Instructions to follow: The whole listing is to be set down again without alteration.

Records provided:
◇ ◇ ◇ ◇
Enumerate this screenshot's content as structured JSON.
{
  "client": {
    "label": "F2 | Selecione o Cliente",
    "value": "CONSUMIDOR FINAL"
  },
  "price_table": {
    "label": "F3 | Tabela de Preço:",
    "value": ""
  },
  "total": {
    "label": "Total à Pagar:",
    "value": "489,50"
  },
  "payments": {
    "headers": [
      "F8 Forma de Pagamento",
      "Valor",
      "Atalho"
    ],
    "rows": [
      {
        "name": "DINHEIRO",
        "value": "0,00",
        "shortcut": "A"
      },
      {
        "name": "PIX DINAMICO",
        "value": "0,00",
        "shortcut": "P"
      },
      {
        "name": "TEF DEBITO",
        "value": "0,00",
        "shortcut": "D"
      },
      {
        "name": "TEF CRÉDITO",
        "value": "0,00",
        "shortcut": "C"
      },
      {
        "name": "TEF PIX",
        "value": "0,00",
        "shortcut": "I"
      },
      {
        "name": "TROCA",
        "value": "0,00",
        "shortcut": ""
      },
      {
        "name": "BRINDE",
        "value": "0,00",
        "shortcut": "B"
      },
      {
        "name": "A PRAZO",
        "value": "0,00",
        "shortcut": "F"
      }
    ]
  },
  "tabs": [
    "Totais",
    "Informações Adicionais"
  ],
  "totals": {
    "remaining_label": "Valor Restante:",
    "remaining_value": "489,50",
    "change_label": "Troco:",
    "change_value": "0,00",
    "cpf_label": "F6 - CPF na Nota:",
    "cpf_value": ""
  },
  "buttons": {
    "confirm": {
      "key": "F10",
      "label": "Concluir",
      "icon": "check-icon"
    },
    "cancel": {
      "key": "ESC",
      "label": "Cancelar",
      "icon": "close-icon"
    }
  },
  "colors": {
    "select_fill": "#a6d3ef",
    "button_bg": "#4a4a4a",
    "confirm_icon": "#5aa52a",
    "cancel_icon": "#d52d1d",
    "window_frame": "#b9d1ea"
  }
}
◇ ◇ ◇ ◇
Output for this task:
Enumerate this screenshot's content as structured JSON.
{
  "client": {
    "label": "F2 | Selecione o Cliente",
    "value": "CONSUMIDOR FINAL"
  },
  "price_table": {
    "label": "F3 | Tabela de Preço:",
    "value": ""
  },
  "total": {
    "label": "Total à Pagar:",
    "value": "489,50"
  },
  "payments": {
    "headers": [
      "F8 Forma de Pagamento",
      "Valor",
      "Atalho"
    ],
    "rows": [
      {
        "name": "DINHEIRO",
        "value": "0,00",
        "shortcut": "A"
      },
      {
        "name": "PIX DINAMICO",
        "value": "0,00",
        "shortcut": "P"
      },
      {
        "name": "TEF DEBITO",
        "value": "0,00",
        "shortcut": "D"
      },
      {
        "name": "TEF CRÉDITO",
        "value": "0,00",
        "shortcut": "C"
      },
      {
        "name": "TEF PIX",
        "value": "0,00",
        "shortcut": "I"
      },
      {
        "name": "TROCA",
        "value": "0,00",
        "shortcut": ""
      },
      {
        "name": "BRINDE",
        "value": "0,00",
        "shortcut": "B"
      },
      {
        "name": "A PRAZO",
        "value": "0,00",
        "shortcut": "F"
      }
    ]
  },
  "tabs": [
    "Totais",
    "Informações Adicionais"
  ],
  "totals": {
    "remaining_label": "Valor Restante:",
    "remaining_value": "489,50",
    "change_label": "Troco:",
    "change_value": "0,00",
    "cpf_label": "F6 - CPF na Nota:",
    "cpf_value": ""
  },
  "buttons": {
    "confirm": {
      "key": "F10",
      "label": "Concluir",
      "icon": "check-icon"
    },
    "cancel": {
      "key": "ESC",
      "label": "Cancelar",
      "icon": "close-icon"
    }
  },
  "colors": {
    "select_fill": "#a6d3ef",
    "button_bg": "#4a4a4a",
    "confirm_icon": "#5aa52a",
    "cancel_icon": "#d52d1d",
    "window_frame": "#b9d1ea"
  }
}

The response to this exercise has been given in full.